=== Section Start ===
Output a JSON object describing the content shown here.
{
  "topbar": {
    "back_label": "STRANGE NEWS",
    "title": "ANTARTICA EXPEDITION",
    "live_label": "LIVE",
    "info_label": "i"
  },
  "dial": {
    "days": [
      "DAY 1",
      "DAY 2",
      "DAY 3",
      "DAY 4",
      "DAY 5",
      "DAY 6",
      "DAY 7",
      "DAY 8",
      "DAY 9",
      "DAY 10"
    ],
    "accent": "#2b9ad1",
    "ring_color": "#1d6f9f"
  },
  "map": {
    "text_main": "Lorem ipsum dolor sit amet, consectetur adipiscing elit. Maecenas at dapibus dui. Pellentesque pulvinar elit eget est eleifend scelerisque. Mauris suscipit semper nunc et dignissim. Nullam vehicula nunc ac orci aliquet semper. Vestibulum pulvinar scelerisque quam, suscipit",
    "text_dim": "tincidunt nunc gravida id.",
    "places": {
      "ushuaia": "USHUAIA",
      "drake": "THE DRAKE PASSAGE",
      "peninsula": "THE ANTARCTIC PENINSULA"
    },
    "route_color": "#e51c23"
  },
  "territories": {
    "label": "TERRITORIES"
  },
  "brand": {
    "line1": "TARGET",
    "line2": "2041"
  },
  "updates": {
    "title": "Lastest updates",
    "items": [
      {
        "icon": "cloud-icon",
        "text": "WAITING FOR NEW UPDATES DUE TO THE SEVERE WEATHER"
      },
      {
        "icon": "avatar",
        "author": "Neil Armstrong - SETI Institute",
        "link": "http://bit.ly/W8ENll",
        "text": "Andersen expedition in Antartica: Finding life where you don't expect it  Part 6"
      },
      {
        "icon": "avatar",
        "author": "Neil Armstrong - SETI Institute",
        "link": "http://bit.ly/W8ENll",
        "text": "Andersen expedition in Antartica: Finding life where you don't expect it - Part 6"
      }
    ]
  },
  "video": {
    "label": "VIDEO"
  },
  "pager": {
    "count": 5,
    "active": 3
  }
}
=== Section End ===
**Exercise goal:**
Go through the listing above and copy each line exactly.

**Written answer:**
Output a JSON object describing the content shown here.
{
  "topbar": {
    "back_label": "STRANGE NEWS",
    "title": "ANTARTICA EXPEDITION",
    "live_label": "LIVE",
    "info_label": "i"
  },
  "dial": {
    "days": [
      "DAY 1",
      "DAY 2",
      "DAY 3",
      "DAY 4",
      "DAY 5",
      "DAY 6",
      "DAY 7",
      "DAY 8",
      "DAY 9",
      "DAY 10"
    ],
    "accent": "#2b9ad1",
    "ring_color": "#1d6f9f"
  },
  "map": {
    "text_main": "Lorem ipsum dolor sit amet, consectetur adipiscing elit. Maecenas at dapibus dui. Pellentesque pulvinar elit eget est eleifend scelerisque. Mauris suscipit semper nunc et dignissim. Nullam vehicula nunc ac orci aliquet semper. Vestibulum pulvinar scelerisque quam, suscipit",
    "text_dim": "tincidunt nunc gravida id.",
    "places": {
      "ushuaia": "USHUAIA",
      "drake": "THE DRAKE PASSAGE",
      "peninsula": "THE ANTARCTIC PENINSULA"
    },
    "route_color": "#e51c23"
  },
  "territories": {
    "label": "TERRITORIES"
  },
  "brand": {
    "line1": "TARGET",
    "line2": "2041"
  },
  "updates": {
    "title": "Lastest updates",
    "items": [
      {
        "icon": "cloud-icon",
        "text": "WAITING FOR NEW UPDATES DUE TO THE SEVERE WEATHER"
      },
      {
        "icon": "avatar",
        "author": "Neil Armstrong - SETI Institute",
        "link": "http://bit.ly/W8ENll",
        "text": "Andersen expedition in Antartica: Finding life where you don't expect it  Part 6"
      },
      {
        "icon": "avatar",
        "author": "Neil Armstrong - SETI Institute",
        "link": "http://bit.ly/W8ENll",
        "text": "Andersen expedition in Antartica: Finding life where you don't expect it - Part 6"
      }
    ]
  },
  "video": {
    "label": "VIDEO"
  },
  "pager": {
    "count": 5,
    "active": 3
  }
}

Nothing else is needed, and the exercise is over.